In a monumental decision, the U.S. Patent and Trademark Office has cancelled several trademark registrations of the Washington Redskins national football league team, on the grounds that the term “redskins” is disparaging to Native Americans.

The case, Amanda Blackhorse, et al. v. Pro-Football, Inc.,  which was brought on behalf of five Native Americans, sought cancellation of numerous trademark registrations for the marks Washington Redskins®, The Redskins®, and Redskinettes®,  pursuant to Section 2(a) of the Trademark Act, which bars the registration of a trademark that “consists of or comprises immoral, deceptive, or scandalous matter; or matter which may disparage or falsely suggest a connection with persons, living or dead, institutions, beliefs, or national symbols, or bring them into contempt…”

The Evidence in Support of Cancellation

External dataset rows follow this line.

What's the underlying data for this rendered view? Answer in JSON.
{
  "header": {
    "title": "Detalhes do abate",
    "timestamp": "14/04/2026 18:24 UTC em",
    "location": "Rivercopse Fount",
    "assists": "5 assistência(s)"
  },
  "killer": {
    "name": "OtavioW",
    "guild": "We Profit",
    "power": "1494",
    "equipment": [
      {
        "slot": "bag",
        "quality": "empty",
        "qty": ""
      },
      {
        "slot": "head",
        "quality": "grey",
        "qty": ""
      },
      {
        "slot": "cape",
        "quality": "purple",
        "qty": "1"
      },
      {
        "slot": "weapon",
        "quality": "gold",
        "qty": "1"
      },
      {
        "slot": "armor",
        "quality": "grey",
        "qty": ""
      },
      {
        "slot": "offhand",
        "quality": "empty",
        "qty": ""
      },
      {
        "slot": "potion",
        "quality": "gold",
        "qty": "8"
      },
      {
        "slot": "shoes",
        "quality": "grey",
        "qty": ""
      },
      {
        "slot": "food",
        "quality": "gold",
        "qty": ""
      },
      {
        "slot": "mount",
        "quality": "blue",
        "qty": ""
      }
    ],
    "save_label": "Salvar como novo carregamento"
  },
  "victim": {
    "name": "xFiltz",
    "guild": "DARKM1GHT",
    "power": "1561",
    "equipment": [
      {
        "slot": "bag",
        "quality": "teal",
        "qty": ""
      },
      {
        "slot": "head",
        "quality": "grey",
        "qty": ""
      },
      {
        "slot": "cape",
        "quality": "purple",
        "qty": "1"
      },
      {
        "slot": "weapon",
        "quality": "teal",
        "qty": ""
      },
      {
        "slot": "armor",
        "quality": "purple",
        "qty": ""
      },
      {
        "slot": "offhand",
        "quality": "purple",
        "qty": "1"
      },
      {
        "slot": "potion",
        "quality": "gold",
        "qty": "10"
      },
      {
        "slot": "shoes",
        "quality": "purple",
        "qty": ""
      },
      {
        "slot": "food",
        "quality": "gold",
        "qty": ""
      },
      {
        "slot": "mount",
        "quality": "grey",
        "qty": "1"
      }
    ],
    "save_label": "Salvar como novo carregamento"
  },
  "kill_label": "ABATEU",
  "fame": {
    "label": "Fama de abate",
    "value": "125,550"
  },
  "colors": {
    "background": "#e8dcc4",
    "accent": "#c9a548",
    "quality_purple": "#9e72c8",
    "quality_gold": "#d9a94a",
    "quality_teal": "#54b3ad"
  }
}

In concluding that the term “redskin” is disparaging to Native Americans so as to order cancellation of the trademarks, the U.S. Trademark Trial and Appeal Board carefully analyzed the testimony and supporting evidence surrounding the derivation of the term “redskins” as well as the perception among Native Americans as to the term and whether they found it to be offensive.  The evidence, which was voluminous and consisted of evidence and trial testimony from a previously litigated case on the same issues, included dictionary entries, media reports and a survey that all weighed heavily in favor of disparagement.   Also submitted into evidence was a 1993 resolution passed by the National Congress of American Indians,  (“NCAI”) that specifically condemned use of the “redskins” by the NFL team, and sought cancellation of all of the team’s trademarks that contained the offensive term.  The NCAI resolution was found to be highly probative, since the NCAI represents a large composite of the Native American population in the United States and their perception of the term “redskin” as being that of a racial slur and/or highly offensive to individuals of  Native American heritage.

Based on a totality of the evidence, the Board, in a 2-1 decision, issued an order cancelling all of the trademark registrations at issue, stating in part:

We decide, based on the evidence properly before us, that these registrations must be canceled because they were disparaging to Native Americans at the respective times they were registered.

The NFL and Washington Redskins are expected to appeal the case in the U.S. federal courts.

Legal Note:  The decision does not prevent the Washington Redskins from continuing to use the trademarks in commerce.  This is because the U.S. Trademark Trial and Appeal’s Board jurisdiction is limited to trademark registration issues only; as such, it does not have the statutory authority to order parties to cease using trademarks in association with the sale of goods and services.